• **TASK GOAL**
Once the pictures are set aside, reproduce the remaining data exactly.

Records from a data collection:
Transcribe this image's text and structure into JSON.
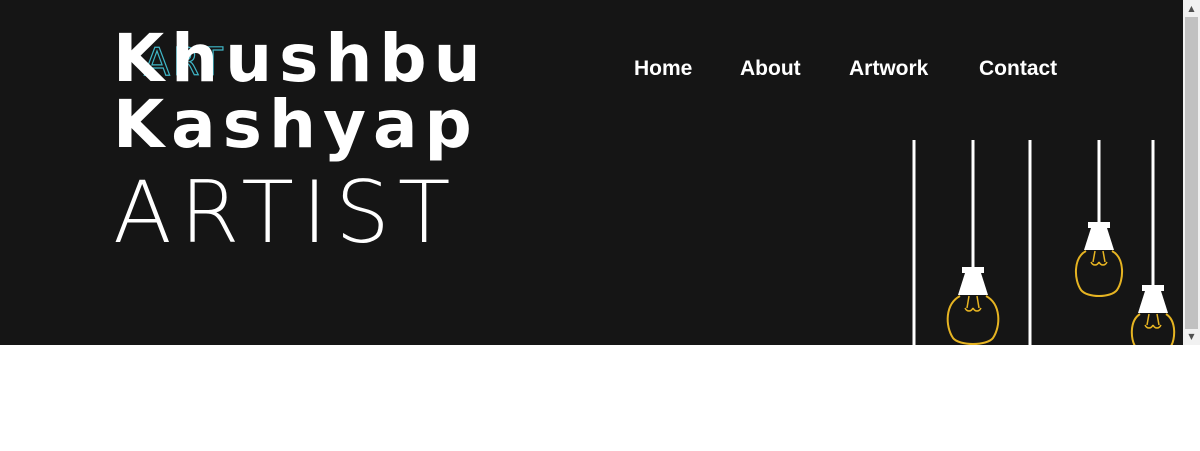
{
  "header": {
    "logo_ghost_text": "ART",
    "name_line1": "Khushbu",
    "name_line2": "Kashyap",
    "role": "ARTIST"
  },
  "nav": {
    "items": [
      {
        "label": "Home"
      },
      {
        "label": "About"
      },
      {
        "label": "Artwork"
      },
      {
        "label": "Contact"
      }
    ]
  },
  "decoration": {
    "bulb_icon": "hanging-light-bulb",
    "bulb_color": "#e6b422",
    "cord_color": "#ffffff"
  },
  "colors": {
    "hero_background": "#151515",
    "text": "#ffffff",
    "logo_outline": "#3fb6c7",
    "page_background": "#ffffff"
  },
  "scrollbar": {
    "up_arrow": "▲",
    "down_arrow": "▼"
  }
}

• **PROBLEM SOLUTION**
Transcribe this image's text and structure into JSON.
{
  "header": {
    "logo_ghost_text": "ART",
    "name_line1": "Khushbu",
    "name_line2": "Kashyap",
    "role": "ARTIST"
  },
  "nav": {
    "items": [
      {
        "label": "Home"
      },
      {
        "label": "About"
      },
      {
        "label": "Artwork"
      },
      {
        "label": "Contact"
      }
    ]
  },
  "decoration": {
    "bulb_icon": "hanging-light-bulb",
    "bulb_color": "#e6b422",
    "cord_color": "#ffffff"
  },
  "colors": {
    "hero_background": "#151515",
    "text": "#ffffff",
    "logo_outline": "#3fb6c7",
    "page_background": "#ffffff"
  },
  "scrollbar": {
    "up_arrow": "▲",
    "down_arrow": "▼"
  }
}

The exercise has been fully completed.